Interface dataset entries:
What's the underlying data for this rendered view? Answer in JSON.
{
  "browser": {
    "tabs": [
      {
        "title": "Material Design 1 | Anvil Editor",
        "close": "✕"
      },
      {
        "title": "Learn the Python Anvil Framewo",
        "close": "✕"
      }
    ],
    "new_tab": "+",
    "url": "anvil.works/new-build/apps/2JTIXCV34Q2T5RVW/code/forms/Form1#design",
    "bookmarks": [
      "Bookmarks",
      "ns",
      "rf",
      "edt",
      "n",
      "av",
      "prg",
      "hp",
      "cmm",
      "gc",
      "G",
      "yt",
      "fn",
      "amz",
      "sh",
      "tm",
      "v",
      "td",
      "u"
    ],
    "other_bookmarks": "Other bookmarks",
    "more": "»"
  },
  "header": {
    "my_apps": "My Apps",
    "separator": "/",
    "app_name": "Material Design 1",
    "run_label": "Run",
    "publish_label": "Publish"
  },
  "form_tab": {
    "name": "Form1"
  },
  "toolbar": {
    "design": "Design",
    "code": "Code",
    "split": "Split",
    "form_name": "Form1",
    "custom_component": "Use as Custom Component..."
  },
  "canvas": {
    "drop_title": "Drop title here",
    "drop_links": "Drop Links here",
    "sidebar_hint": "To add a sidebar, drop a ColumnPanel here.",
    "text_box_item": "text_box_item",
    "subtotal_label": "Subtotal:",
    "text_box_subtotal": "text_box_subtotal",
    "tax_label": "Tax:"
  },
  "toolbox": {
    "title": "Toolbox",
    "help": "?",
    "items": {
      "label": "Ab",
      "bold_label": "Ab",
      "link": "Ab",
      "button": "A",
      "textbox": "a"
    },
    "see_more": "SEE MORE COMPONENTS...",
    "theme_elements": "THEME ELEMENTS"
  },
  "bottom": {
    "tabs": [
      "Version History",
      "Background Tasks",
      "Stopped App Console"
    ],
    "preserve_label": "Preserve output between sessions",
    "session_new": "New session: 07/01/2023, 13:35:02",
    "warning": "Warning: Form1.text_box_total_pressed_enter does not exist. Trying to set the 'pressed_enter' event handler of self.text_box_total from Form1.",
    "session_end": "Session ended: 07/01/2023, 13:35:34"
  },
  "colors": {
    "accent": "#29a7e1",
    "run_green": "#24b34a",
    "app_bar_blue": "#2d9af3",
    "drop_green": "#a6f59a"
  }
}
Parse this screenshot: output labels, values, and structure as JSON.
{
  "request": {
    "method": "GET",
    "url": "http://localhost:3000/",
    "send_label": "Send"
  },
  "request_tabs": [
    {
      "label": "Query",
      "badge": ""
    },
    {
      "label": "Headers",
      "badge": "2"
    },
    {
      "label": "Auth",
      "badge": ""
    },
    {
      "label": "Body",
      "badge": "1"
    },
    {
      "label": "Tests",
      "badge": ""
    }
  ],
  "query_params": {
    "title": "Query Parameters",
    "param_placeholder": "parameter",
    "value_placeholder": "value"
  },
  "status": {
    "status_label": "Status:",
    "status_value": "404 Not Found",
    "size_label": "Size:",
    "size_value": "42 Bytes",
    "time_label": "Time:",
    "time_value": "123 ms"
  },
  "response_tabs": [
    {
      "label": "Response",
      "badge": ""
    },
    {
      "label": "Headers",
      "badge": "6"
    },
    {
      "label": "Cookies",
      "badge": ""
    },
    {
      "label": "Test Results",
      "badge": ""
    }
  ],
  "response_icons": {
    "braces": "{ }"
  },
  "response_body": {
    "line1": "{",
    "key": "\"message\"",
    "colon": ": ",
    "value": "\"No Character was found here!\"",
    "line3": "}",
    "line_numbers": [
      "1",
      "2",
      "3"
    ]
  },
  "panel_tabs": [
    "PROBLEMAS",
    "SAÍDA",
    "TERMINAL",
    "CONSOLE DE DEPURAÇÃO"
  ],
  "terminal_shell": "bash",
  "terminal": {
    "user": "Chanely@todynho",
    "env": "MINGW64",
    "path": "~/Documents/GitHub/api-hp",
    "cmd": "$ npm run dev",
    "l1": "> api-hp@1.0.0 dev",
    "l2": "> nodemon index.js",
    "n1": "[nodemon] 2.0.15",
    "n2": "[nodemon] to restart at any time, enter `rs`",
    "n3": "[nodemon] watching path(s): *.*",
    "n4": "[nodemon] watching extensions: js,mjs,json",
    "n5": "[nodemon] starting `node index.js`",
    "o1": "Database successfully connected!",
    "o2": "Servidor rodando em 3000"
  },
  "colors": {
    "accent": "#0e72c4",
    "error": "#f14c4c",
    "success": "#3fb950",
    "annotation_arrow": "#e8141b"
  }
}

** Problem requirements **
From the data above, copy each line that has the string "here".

** Response to the task **
    "drop_title": "Drop title here",
    "drop_links": "Drop Links here",
    "sidebar_hint": "To add a sidebar, drop a ColumnPanel here.",
    "value": "\"No Character was found here!\"",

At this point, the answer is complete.